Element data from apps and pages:
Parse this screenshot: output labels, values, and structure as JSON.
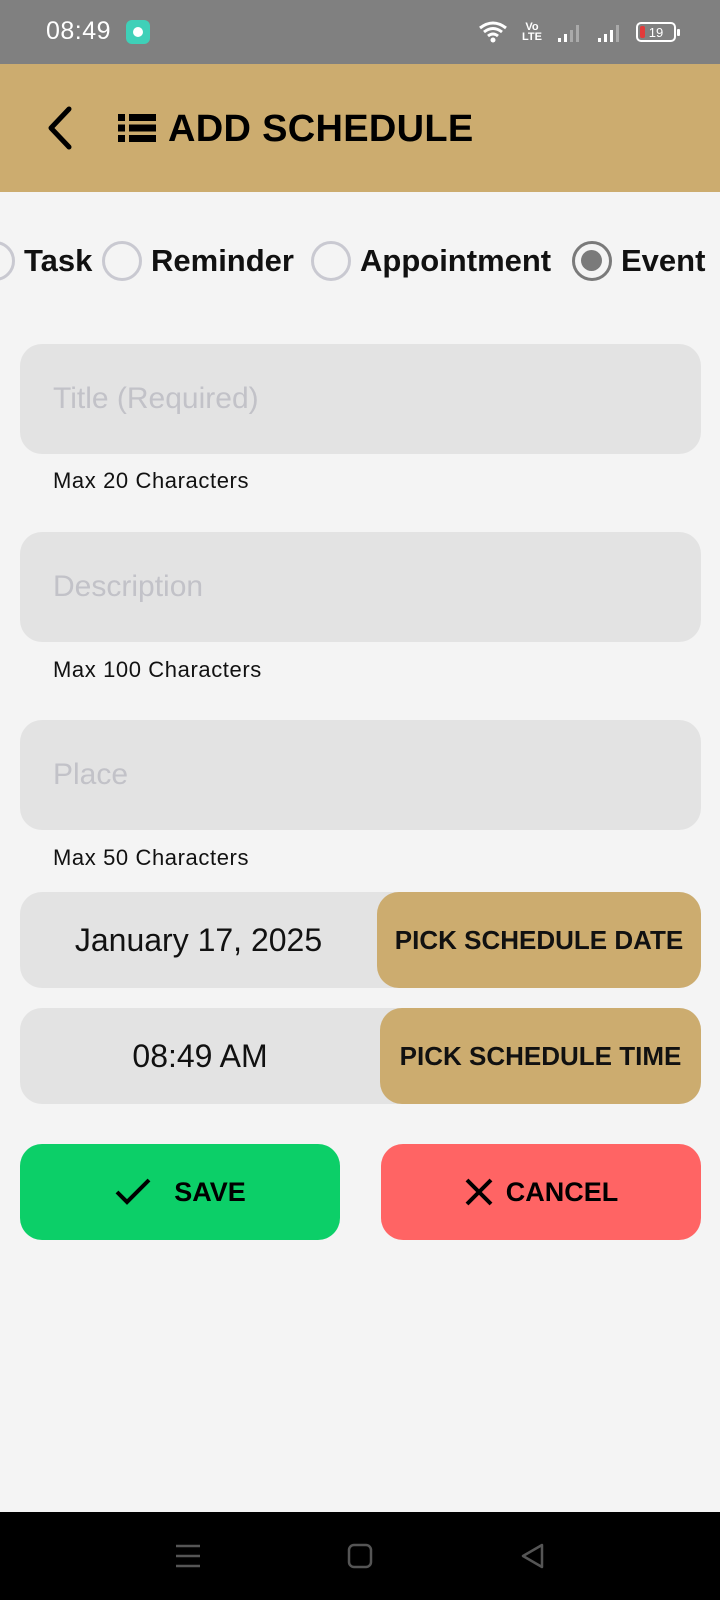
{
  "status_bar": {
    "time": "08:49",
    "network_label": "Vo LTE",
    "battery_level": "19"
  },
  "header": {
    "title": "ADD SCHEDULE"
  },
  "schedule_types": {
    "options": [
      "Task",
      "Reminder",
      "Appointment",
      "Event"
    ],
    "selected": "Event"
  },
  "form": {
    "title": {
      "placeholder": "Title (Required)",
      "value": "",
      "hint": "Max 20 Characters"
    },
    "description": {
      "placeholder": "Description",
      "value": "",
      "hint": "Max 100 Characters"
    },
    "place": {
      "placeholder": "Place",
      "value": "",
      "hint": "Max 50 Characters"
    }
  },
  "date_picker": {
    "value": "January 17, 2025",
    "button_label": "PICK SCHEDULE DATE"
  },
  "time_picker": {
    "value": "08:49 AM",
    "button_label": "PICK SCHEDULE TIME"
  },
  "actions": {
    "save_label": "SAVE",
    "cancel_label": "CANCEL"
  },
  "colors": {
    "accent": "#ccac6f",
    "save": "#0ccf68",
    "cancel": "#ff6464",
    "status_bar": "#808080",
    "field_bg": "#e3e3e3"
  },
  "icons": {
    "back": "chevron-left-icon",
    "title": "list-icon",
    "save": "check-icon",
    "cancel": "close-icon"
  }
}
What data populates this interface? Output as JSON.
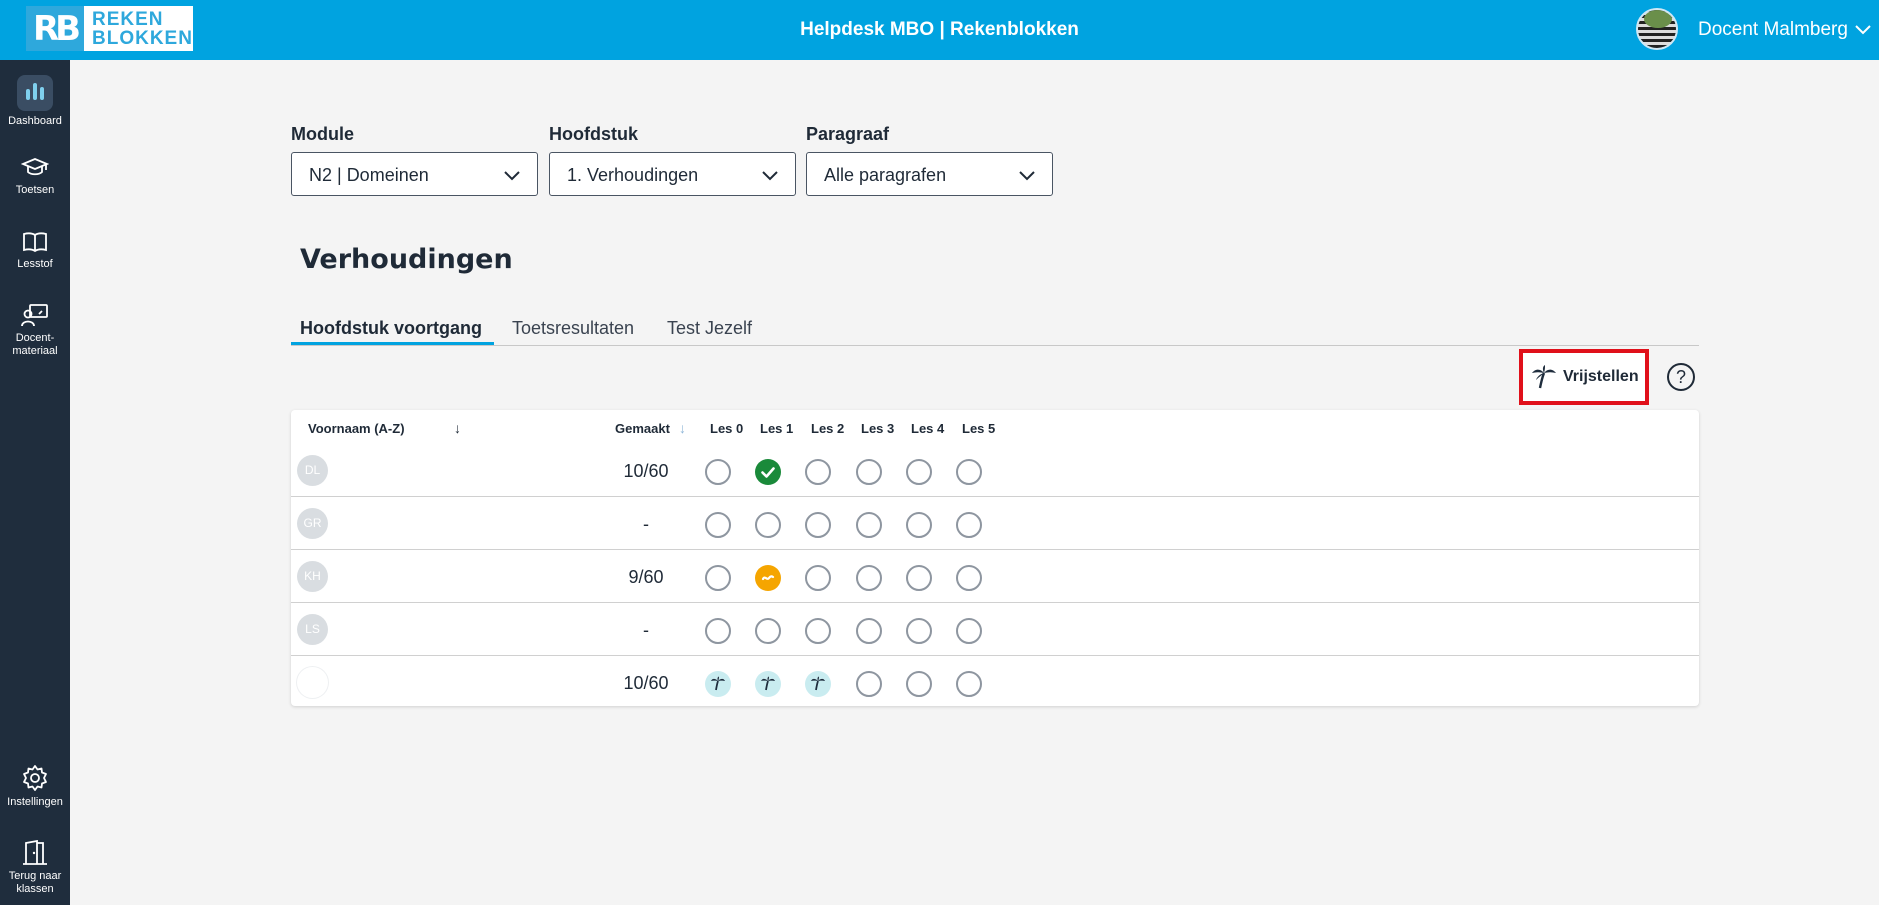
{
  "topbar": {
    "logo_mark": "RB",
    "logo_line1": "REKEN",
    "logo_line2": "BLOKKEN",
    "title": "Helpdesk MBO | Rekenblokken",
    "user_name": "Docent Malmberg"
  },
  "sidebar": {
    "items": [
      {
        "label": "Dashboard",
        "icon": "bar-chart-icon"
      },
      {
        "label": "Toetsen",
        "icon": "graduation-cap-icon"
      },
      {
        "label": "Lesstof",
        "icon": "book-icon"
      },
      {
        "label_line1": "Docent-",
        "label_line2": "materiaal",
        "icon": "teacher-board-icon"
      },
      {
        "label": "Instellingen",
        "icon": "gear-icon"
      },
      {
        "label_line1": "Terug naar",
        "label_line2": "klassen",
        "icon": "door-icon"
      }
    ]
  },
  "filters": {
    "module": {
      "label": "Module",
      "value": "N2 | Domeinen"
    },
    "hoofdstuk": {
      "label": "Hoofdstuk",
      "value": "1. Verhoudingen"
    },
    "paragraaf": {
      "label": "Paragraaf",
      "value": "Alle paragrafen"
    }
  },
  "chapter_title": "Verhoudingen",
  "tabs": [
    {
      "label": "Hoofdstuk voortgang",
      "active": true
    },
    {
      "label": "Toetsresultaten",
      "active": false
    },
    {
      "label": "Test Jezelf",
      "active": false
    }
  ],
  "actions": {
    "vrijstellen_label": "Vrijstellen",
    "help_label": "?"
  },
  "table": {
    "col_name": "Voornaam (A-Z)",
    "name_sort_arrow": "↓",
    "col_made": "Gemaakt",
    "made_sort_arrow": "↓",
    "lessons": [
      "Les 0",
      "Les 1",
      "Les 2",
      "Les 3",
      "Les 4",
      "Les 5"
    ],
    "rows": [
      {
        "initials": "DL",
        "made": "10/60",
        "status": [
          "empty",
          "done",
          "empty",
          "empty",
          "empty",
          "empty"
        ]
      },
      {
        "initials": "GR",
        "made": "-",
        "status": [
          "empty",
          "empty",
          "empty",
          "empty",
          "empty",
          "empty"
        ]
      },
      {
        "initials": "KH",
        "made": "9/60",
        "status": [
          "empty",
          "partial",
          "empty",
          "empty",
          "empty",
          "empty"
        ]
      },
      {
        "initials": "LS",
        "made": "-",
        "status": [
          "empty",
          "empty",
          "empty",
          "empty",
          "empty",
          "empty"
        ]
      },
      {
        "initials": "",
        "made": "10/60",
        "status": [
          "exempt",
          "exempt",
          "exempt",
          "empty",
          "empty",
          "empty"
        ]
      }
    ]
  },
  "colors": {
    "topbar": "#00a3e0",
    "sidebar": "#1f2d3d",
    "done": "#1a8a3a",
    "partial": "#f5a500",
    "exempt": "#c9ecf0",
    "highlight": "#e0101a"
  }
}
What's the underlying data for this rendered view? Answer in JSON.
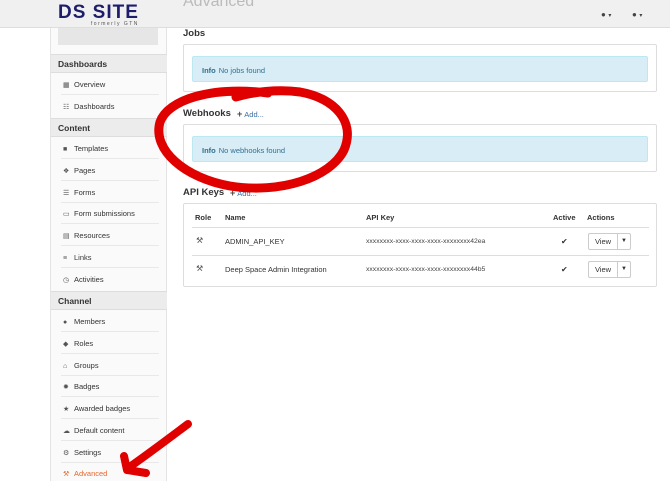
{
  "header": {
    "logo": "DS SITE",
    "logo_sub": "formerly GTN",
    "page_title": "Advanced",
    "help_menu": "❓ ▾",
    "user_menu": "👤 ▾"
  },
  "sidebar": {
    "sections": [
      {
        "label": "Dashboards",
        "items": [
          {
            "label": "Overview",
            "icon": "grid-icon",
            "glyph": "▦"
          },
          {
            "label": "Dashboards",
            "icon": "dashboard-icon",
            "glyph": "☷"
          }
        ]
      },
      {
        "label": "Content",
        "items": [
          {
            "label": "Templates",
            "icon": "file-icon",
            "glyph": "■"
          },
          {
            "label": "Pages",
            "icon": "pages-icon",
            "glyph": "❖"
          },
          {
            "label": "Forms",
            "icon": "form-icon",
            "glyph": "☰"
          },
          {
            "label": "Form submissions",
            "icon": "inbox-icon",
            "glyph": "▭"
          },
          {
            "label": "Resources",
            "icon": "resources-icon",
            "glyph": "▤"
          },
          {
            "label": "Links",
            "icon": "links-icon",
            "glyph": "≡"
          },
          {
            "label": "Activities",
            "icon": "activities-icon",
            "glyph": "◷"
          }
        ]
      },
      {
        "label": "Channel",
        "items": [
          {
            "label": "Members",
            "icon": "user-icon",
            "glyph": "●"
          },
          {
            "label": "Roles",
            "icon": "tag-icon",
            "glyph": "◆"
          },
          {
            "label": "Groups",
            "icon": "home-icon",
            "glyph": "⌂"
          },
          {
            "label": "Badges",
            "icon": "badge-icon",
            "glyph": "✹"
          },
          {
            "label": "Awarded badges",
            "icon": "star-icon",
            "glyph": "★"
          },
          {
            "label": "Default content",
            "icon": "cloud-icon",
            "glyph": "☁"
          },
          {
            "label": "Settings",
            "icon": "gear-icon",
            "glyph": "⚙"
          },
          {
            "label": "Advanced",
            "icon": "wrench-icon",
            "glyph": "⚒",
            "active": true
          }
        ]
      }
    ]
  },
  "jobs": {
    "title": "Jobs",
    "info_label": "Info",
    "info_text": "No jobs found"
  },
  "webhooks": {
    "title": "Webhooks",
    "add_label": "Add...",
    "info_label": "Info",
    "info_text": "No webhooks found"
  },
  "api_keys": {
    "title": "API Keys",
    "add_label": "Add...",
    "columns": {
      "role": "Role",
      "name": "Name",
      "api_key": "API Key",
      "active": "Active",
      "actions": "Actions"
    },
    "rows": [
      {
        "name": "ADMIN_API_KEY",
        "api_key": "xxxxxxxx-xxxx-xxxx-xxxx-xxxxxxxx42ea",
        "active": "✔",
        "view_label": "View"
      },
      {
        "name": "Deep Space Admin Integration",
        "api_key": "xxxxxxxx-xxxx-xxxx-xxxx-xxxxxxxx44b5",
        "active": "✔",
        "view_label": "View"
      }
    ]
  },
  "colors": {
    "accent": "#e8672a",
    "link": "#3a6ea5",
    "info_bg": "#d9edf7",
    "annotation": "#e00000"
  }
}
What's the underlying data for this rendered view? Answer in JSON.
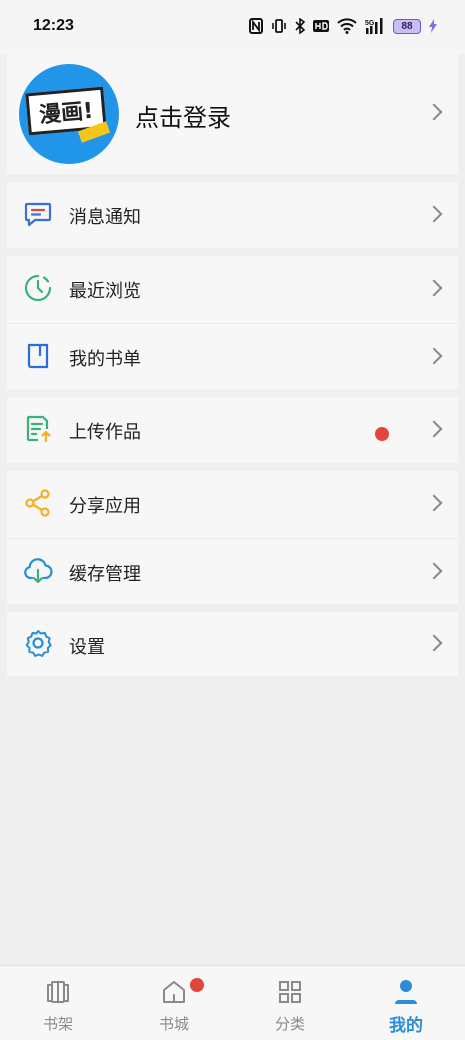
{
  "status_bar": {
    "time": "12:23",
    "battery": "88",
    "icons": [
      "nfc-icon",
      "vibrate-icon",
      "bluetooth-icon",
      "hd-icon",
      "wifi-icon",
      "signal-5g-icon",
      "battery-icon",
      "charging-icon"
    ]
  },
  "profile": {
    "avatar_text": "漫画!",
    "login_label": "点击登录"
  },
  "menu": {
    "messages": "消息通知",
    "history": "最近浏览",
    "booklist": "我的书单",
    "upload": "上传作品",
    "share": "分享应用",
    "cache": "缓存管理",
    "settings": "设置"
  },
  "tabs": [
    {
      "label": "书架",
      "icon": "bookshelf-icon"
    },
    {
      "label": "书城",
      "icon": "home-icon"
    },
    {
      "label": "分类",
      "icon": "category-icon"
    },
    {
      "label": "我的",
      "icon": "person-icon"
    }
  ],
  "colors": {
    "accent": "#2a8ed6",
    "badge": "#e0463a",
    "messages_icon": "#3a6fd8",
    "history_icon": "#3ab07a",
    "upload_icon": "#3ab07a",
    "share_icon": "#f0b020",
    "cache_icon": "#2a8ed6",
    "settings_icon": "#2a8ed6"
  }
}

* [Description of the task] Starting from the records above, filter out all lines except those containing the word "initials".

* [Your response]
        "initials": "DL",
        "initials": "GR",
        "initials": "KH",
        "initials": "LS",
        "initials": "",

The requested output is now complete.